Visitors at Notre-Dame de Paris // Des visiteuses à Notre-Dame de Paris © Chant Wagner 2018
When I paid visit to Notre-Dame de Paris the other day, it felt like I was seeing it for the first time. Its aspect was more variegated than in my memory imprint of it based on episodic visits. All those chapels radiating around the central axis appeared like well-delineated small, new worlds. It was daytime and cold as frozen hell outside - at least by Paris standards. Hadn't I gone there during daytime before? Reflecting back, I realized that actually a number of material changes had taken place...
For one thing, incense sticks are now available alongside candles to burn; transparent, contemporary glass confessionals are new too. The monumental stone stoup is gone, for now. A taste for multicolored patterns is also apparent. One of the chapels has been dedicated to Saint Paul Chen, which attracts the particular attention of Chinese tourists, who might explain in part the new fondness for incense-based worshipping - and the riot of reds. A contemporary painting hangs, which looks from a distance like a child drawing.
It's how, it seems, a medieval construction manages to evolve, from within, to correspond better to changing times.
But it is also, it seems to me, a throwback to the fairly recent discovery that cathedrals in the Middle Ages were colorful, painted architectures. People won't repaint the outer appearance of a cathedral today, except with light shows, but somehow, this knowledge seems to have seeped inside, into the decoration of Notre-Dame de Paris to make it reconnect with an ancient element of didactic playfulness and love of vivid colors, which had been preserved to eyes able to wonder and remember principally in its art of the stained glass.
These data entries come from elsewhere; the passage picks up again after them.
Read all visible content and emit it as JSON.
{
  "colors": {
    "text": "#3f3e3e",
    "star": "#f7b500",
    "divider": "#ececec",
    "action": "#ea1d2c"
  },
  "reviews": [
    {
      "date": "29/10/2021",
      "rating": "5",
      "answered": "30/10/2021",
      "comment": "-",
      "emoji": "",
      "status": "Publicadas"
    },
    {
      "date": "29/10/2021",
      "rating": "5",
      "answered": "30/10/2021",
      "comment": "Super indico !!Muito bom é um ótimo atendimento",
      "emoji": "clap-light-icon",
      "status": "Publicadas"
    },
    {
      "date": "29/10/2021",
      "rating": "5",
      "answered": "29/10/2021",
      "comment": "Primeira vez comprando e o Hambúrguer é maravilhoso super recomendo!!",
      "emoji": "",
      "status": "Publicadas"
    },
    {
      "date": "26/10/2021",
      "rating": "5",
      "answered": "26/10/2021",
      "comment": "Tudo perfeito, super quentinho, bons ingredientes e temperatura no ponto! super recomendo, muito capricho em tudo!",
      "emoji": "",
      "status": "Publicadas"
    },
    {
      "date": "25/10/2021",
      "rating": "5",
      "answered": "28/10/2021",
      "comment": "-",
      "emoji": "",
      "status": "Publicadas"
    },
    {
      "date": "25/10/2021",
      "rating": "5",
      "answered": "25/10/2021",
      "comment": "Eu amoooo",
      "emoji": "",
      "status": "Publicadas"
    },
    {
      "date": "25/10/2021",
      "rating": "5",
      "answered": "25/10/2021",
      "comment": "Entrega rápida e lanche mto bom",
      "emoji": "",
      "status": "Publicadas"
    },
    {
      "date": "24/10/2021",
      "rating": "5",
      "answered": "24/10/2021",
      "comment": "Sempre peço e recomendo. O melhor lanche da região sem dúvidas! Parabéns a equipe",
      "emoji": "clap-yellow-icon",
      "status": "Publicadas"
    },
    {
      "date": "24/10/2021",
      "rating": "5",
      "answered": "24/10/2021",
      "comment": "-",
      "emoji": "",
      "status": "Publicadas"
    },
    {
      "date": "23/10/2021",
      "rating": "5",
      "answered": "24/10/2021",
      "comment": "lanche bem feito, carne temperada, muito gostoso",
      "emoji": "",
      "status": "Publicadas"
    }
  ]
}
When was the point in time when it was not banal anymore to see a painted cathedral, then one with decrepit paint, before all the paint faded away and no one could remember - or care to remember - how it once was? The fact is that, incredibly enough, those colors had faded from human memory. But now, colors are in again.